- **Given records**
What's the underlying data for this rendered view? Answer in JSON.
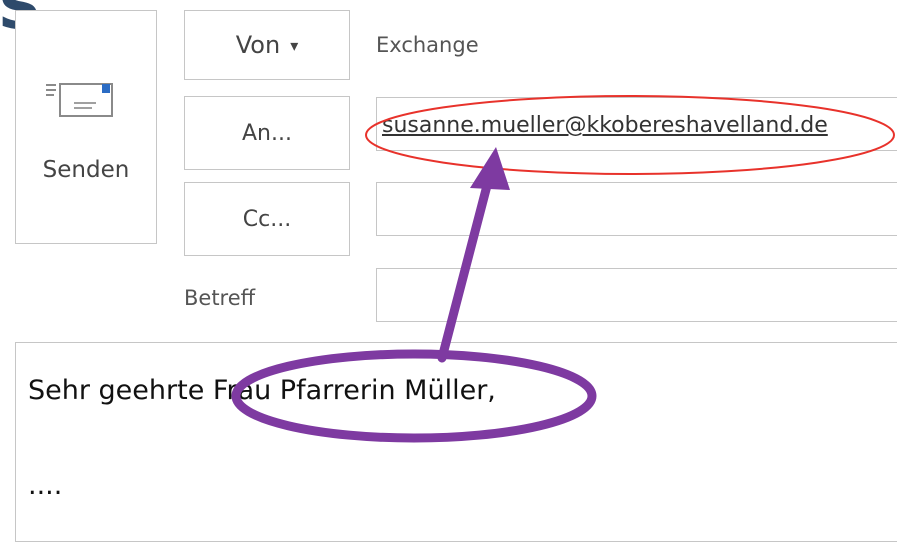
{
  "corner_glyph": "S",
  "toolbar": {
    "send_label": "Senden",
    "send_icon": "send-envelope-icon"
  },
  "header": {
    "from_button_label": "Von",
    "from_button_caret": "▾",
    "from_account": "Exchange",
    "to_button_label": "An...",
    "cc_button_label": "Cc...",
    "subject_label": "Betreff"
  },
  "fields": {
    "to_value": "susanne.mueller@kkobereshavelland.de",
    "cc_value": "",
    "subject_value": ""
  },
  "message": {
    "greeting": "Sehr geehrte Frau Pfarrerin Müller,",
    "continuation": "...."
  },
  "annotations": {
    "email_highlight_color": "#e8322b",
    "name_highlight_color": "#7e3aa1",
    "arrow_color": "#7e3aa1"
  }
}
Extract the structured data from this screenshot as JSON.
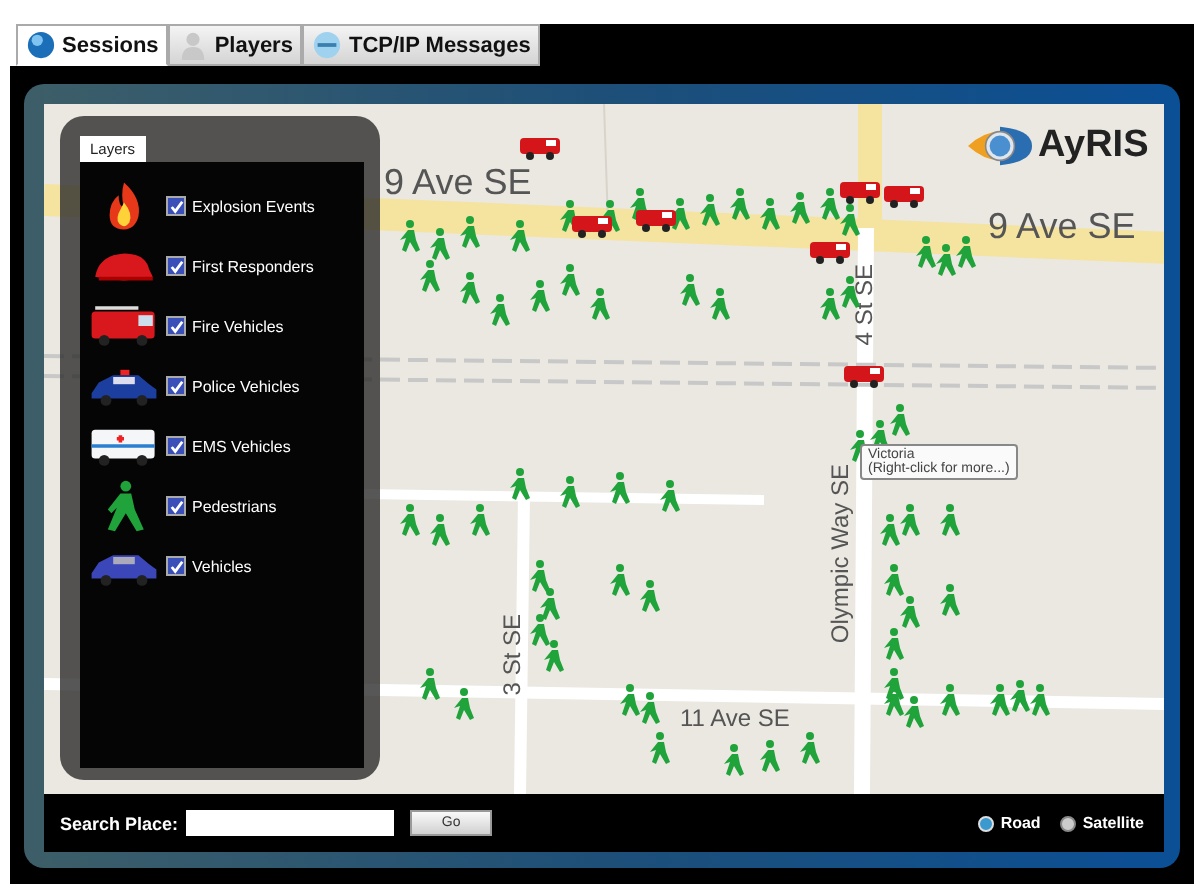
{
  "tabs": [
    {
      "label": "Sessions",
      "kind": "globe",
      "selected": true
    },
    {
      "label": "Players",
      "kind": "person",
      "selected": false
    },
    {
      "label": "TCP/IP Messages",
      "kind": "network",
      "selected": false
    }
  ],
  "map": {
    "logo": "AyRIS",
    "labels": [
      {
        "text": "9 Ave SE",
        "kind": "h"
      },
      {
        "text": "9 Ave SE",
        "kind": "h"
      },
      {
        "text": "4 St SE",
        "kind": "v"
      },
      {
        "text": "Olympic Way SE",
        "kind": "v"
      },
      {
        "text": "3 St SE",
        "kind": "v"
      },
      {
        "text": "11 Ave SE",
        "kind": "h"
      }
    ],
    "tooltip": {
      "title": "Victoria",
      "hint": "(Right-click for more...)"
    }
  },
  "layers": {
    "tab": "Layers",
    "items": [
      {
        "label": "Explosion Events",
        "kind": "fire",
        "checked": true
      },
      {
        "label": "First Responders",
        "kind": "helmet",
        "checked": true
      },
      {
        "label": "Fire Vehicles",
        "kind": "firetruck",
        "checked": true
      },
      {
        "label": "Police Vehicles",
        "kind": "police",
        "checked": true
      },
      {
        "label": "EMS Vehicles",
        "kind": "ambulance",
        "checked": true
      },
      {
        "label": "Pedestrians",
        "kind": "pedestrian",
        "checked": true
      },
      {
        "label": "Vehicles",
        "kind": "car",
        "checked": true
      }
    ]
  },
  "search": {
    "label": "Search Place:",
    "button": "Go"
  },
  "map_types": [
    {
      "label": "Road",
      "selected": true
    },
    {
      "label": "Satellite",
      "selected": false
    }
  ]
}
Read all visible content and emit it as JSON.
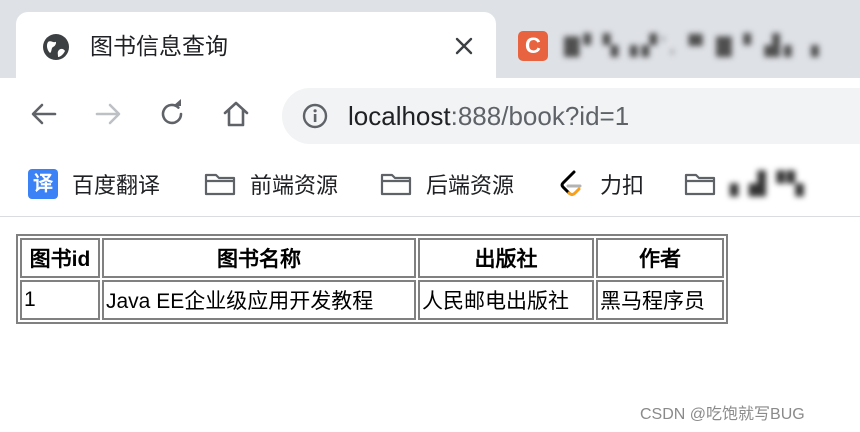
{
  "browser": {
    "active_tab": {
      "title": "图书信息查询",
      "favicon": "globe-icon",
      "close_icon": "close-icon"
    },
    "other_tab": {
      "favicon_letter": "C",
      "favicon_color": "#e8633f",
      "title": "▇▘▚▗▞ʼ, ▀ ▇▝ ▟▖▗"
    },
    "toolbar": {
      "back": "back-arrow-icon",
      "forward": "forward-arrow-icon",
      "reload": "reload-icon",
      "home": "home-icon"
    },
    "address_bar": {
      "host": "localhost",
      "path": ":888/book?id=1",
      "security_icon": "info-icon"
    },
    "bookmarks": [
      {
        "label": "百度翻译",
        "icon": "translate-icon",
        "icon_glyph": "译"
      },
      {
        "label": "前端资源",
        "icon": "folder-icon"
      },
      {
        "label": "后端资源",
        "icon": "folder-icon"
      },
      {
        "label": "力扣",
        "icon": "leetcode-icon"
      },
      {
        "label": "▖▟▝▚",
        "icon": "folder-icon"
      }
    ]
  },
  "page": {
    "table": {
      "headers": [
        "图书id",
        "图书名称",
        "出版社",
        "作者"
      ],
      "rows": [
        [
          "1",
          "Java EE企业级应用开发教程",
          "人民邮电出版社",
          "黑马程序员"
        ]
      ]
    },
    "watermark": "CSDN @吃饱就写BUG"
  }
}
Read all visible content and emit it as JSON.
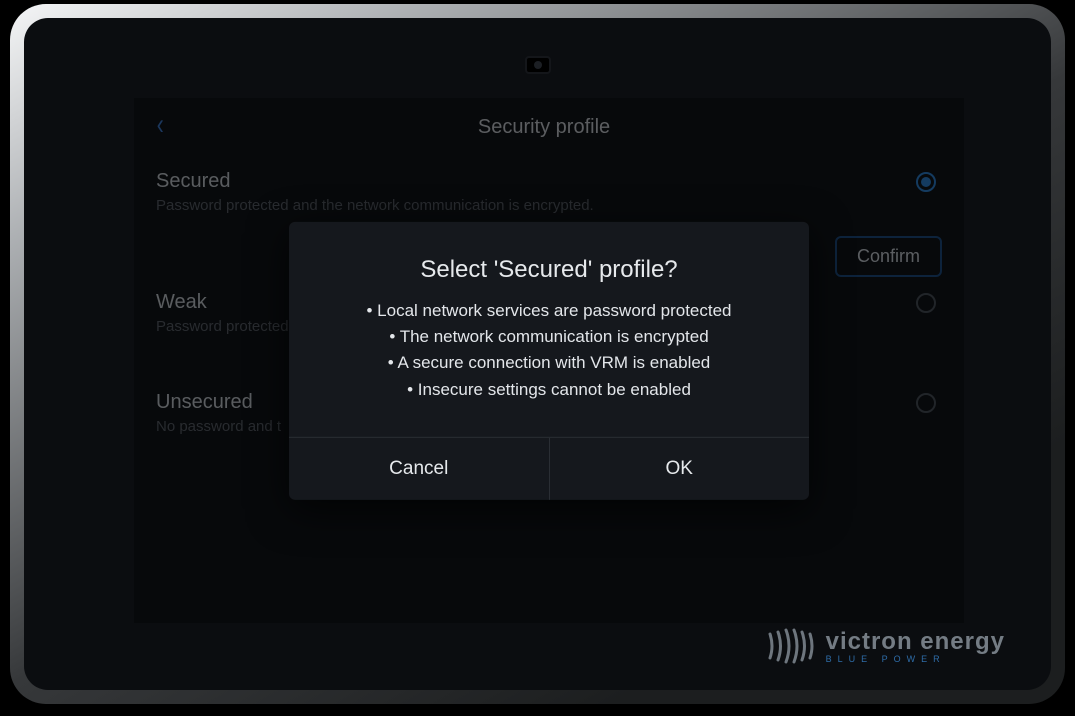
{
  "header": {
    "title": "Security profile"
  },
  "options": [
    {
      "title": "Secured",
      "description": "Password protected and the network communication is encrypted.",
      "selected": true
    },
    {
      "title": "Weak",
      "description": "Password protected",
      "selected": false
    },
    {
      "title": "Unsecured",
      "description": "No password and t",
      "selected": false
    }
  ],
  "confirm_button": "Confirm",
  "dialog": {
    "title": "Select 'Secured' profile?",
    "bullets": [
      "Local network services are password protected",
      "The network communication is encrypted",
      "A secure connection with VRM is enabled",
      "Insecure settings cannot be enabled"
    ],
    "cancel": "Cancel",
    "ok": "OK"
  },
  "brand": {
    "name": "victron energy",
    "tagline": "BLUE POWER"
  },
  "colors": {
    "accent": "#2d83d6",
    "panel": "#15181d"
  }
}
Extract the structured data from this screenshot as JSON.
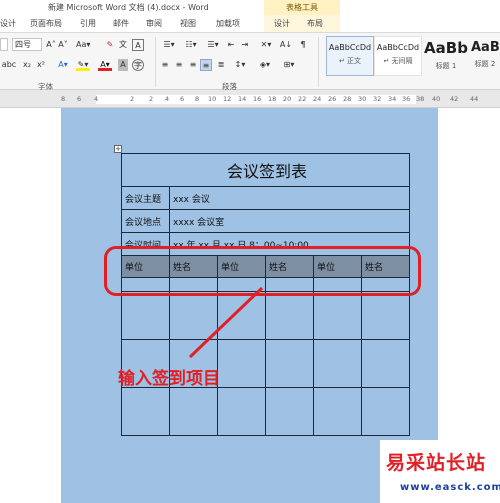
{
  "titlebar": {
    "doc_title": "新建 Microsoft Word 文档 (4).docx - Word",
    "context_group": "表格工具"
  },
  "tabs": [
    "设计",
    "页面布局",
    "引用",
    "邮件",
    "审阅",
    "视图",
    "加载项",
    "设计",
    "布局"
  ],
  "ribbon": {
    "font_size": "四号",
    "paragraph_label": "段落",
    "font_label": "字体",
    "styles": [
      {
        "sample": "AaBbCcDd",
        "name": "↵ 正文"
      },
      {
        "sample": "AaBbCcDd",
        "name": "↵ 无间隔"
      },
      {
        "sample": "AaBb",
        "name": "标题 1"
      },
      {
        "sample": "AaB",
        "name": "标题 2"
      }
    ]
  },
  "ruler": {
    "ticks": [
      "8",
      "6",
      "4",
      "2",
      "2",
      "4",
      "6",
      "8",
      "10",
      "12",
      "14",
      "16",
      "18",
      "20",
      "22",
      "24",
      "26",
      "28",
      "30",
      "32",
      "34",
      "36",
      "38",
      "40",
      "42",
      "44"
    ]
  },
  "table": {
    "title": "会议签到表",
    "rows": [
      {
        "label": "会议主题",
        "value": "xxx 会议"
      },
      {
        "label": "会议地点",
        "value": "xxxx 会议室"
      },
      {
        "label": "会议时间",
        "value": "xx 年 xx 月 xx 日 8：00~10:00"
      }
    ],
    "headers": [
      "单位",
      "姓名",
      "单位",
      "姓名",
      "单位",
      "姓名"
    ]
  },
  "annotation": {
    "text": "输入签到项目",
    "color": "#e02026"
  },
  "watermark": {
    "main": "易采站长站",
    "sub": "www.easck.com"
  }
}
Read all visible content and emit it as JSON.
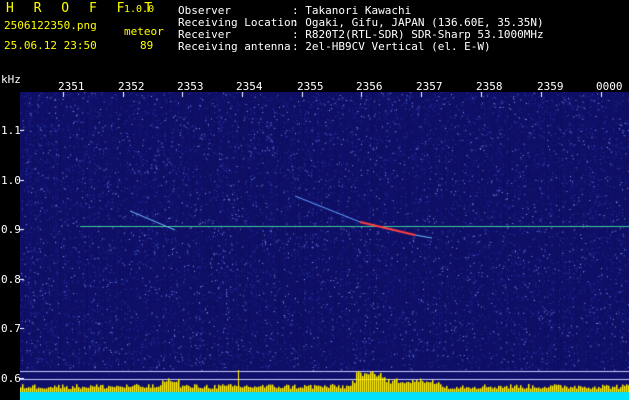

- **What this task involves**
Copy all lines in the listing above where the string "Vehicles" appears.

- **Result**
        "label": "Fire Vehicles",
        "label": "Police Vehicles",
        "label": "EMS Vehicles",
        "label": "Vehicles",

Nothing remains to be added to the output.